Polymer microneedles embedded with cancer drugs degrade to treat skin carcinomas

Microneedle array--Courtesy of U. of Akron and U. of Texas

Microneedle patches have long been seen as a potential alternative to needles to treat, for instance, diabetes, eye conditions or cancer. Producing the tiny needles, though, is difficult and costly. But a team of scientists from the University of Akron and the University of Texas has now developed a technique for manufacturing the transdermal arrays using a process called microstereolithography.

The researchers delivered the skin cancer chemotherapy dacarbazine using a 25-needle array of polymer microneedles. What's unique about these needles is that they don't actually hold the drug within a hollow cavity, but the drug is blended uniformly into the polymer, which degrades at a controlled rate for 5 weeks, according to the study, which was published in the journal Biofabrication.

The scientists assert that the drug-loaded array has potential in the treatment of skin carcinomas.

"3D printing this array was difficult, as the printable biomaterial contains some non-printable solvents and drugs," lead author Jae-Won Choi said in a statement. "We'd like to have a faster drug release, but this will require more material research. Once we improve this process we can look at developing more controlled drug release.

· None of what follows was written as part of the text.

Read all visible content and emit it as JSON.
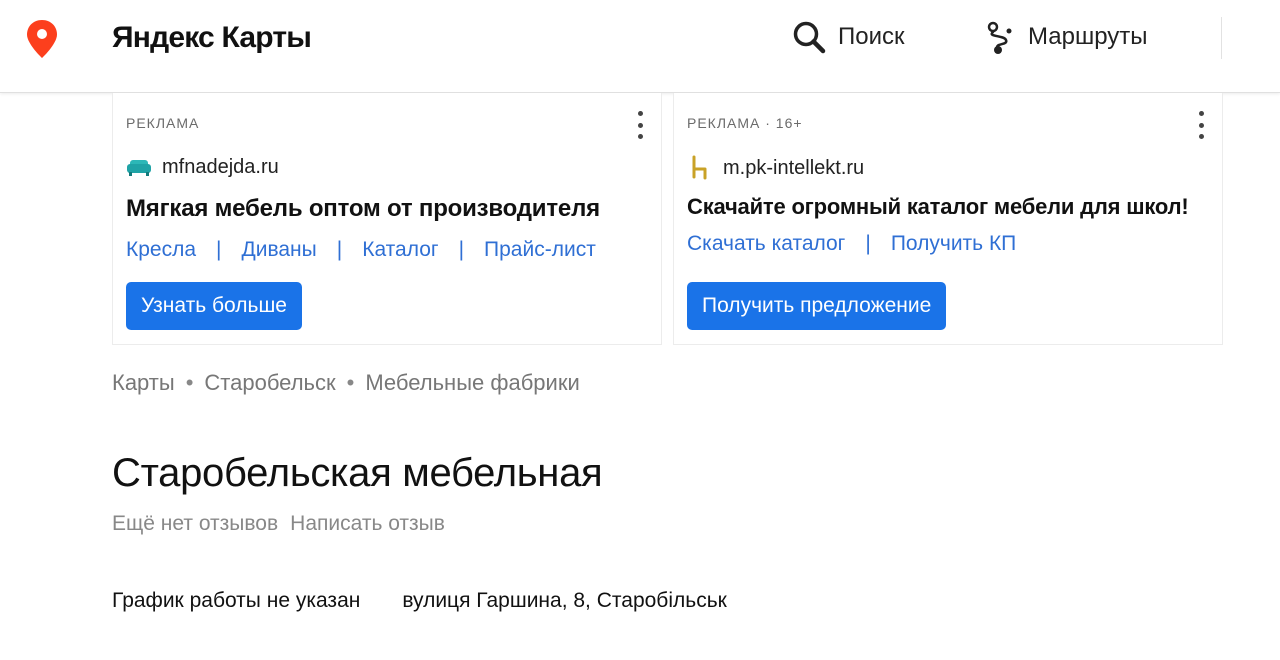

I'd hope we'll see this being used clinically in 5-10 years."

- here's the release
- and the Biofabrication study

Suggested Articles

The new digital Abilify is a breakthrough for Proteus Digital Health and its patient-tracking products, but not so much for Abilify's maker, Otsuka.

Adamis Pharmaceuticals' EpiPen contender Symjepi, which was rejected last year before the EpiPen havoc, won approval from the FDA.

Researchers in the U.K. have developed a technique to better predict results in liver cancer when drug-laden polymer beads are used to deliver medicines.